September 28, 1861 - Major flood of Susquehanna and it tributaries. Flood ravages the valley after a log drive hangs up about a mile below the creek and torrential rain causes the river and creek to flood rapidly. Many buildings, along with rafts and logs, jam against the railroad bridge and sweep it away. Bodies from Village of Sinnamahoning cemeteries rise from their graves and are swept by.
March 17, 1865 - Major flood of Susquehanna and it tributaries. Called St. Patrick's Day Flood. Carries away several houses and an enormous amount of logs and timber rafts.
1865 - Commercial log rafting comes to an end.
February 1872 - Major flood of Susquehanna and it tributaries caused by ice breakup.
January 19, 1875 - Election held to divide Keating Township into East and West Keating.
1875 - East Keating is home to three railroad depots and post offices. Round Island, Wistar and Keating Station (Nasby PO). Keating post office named Nasby by Col A.C. Noyes since Keating was already taken. J.R. Van Daniker postmaster, telegraph operator and ticket, freight and express agent. Two stores are in the township, one at Wistar, owned by Eldrige and Averill proprietors of the coal mines and coke works. The other is near Keating Station and was owned by J.W. Merry, who also also built and owned the Keating Hotel, a four story building, including basement, capable of entertaining fifty guests.

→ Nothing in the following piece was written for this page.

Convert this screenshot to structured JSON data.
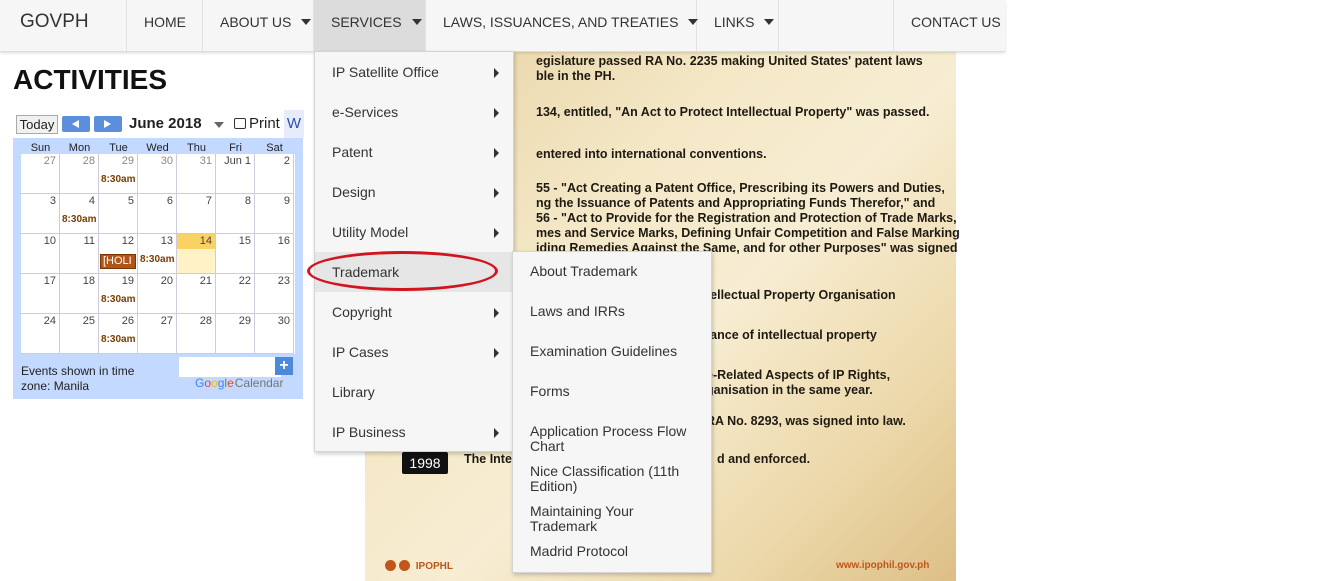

Late 1883 - The Karthaus Railroad extends from Keating Station on the Philadelphia and Erie Railroad to Karthaus at the mouth of Mosquito Creek.
1885 - The Karthaus and Three Runs or "Cataract" mines open. Coal is shipped from the collieries over the Clearfield and Susquehanna Railroad (incorporated December 8, 1879), which joins the Philadelphia & Erie Railroad at Keating.
May 30 - June 1, 1889 - Major flood of Susquehanna and it tributaries caused by a major storm from the west. Flood severely damages towns of Renovo, Lock Haven, Williamsport and Sunbury downstream.
1894 - Major flood of Susquehanna and it tributaries.
March 18, 1936 - Major flood of Susquehanna and it tributaries. Called St. Patrick's Day Flood.
Feb 12, 1731 - Major ice flood of Susquehanna and it tributaries.
1946 - Major flood of Susquehanna and it tributaries.
1964 - Major flood of Susquehanna and it tributaries.
April 1965 - Keating Hotel, owned by Mike and Helen Donnelly, destroyed by fire on April 15.
June 1972 - Major flood of Susquehanna and it tributaries caused as Tropical Storm Agnes dumps 28 trillion, 50 billion gallons of water on the Susquehanna basin. Village is flooded, knocking down the road bridge.
December 1975 - The old railroad house of Stephen and Marguerite Miller destroyed by a train derailment.
Spring 1976 - Log raft is floated down the West Branch of the Susquehanna to commemorate the United States bi-centennial. The raft is moored at the property of Stephen and Marguerite Miller.
May 1985 - A tornado passes approximately a mile up river destroying the forests on both sides of the West Branch of the Susquehanna.
January 19-20, 1996 - Major flood of Susquehanna and it tributaries following melt of winter snowfall.
1996 - Pennsylvania Game unveils the elk trap and transfer program. The plan calls for moving elk from the traditional range in Elk and Cameron counties to establish an elk population that could once again sustain limited hunting opportunities.
- Elk returned to Keating by the PA Game Commission but prior to that date
the Elk were returning on their own via the Sinnamahoning Creek.
February 2000 - The historic farmhouse owned by George and Susan Stimpson is destroyed by fire.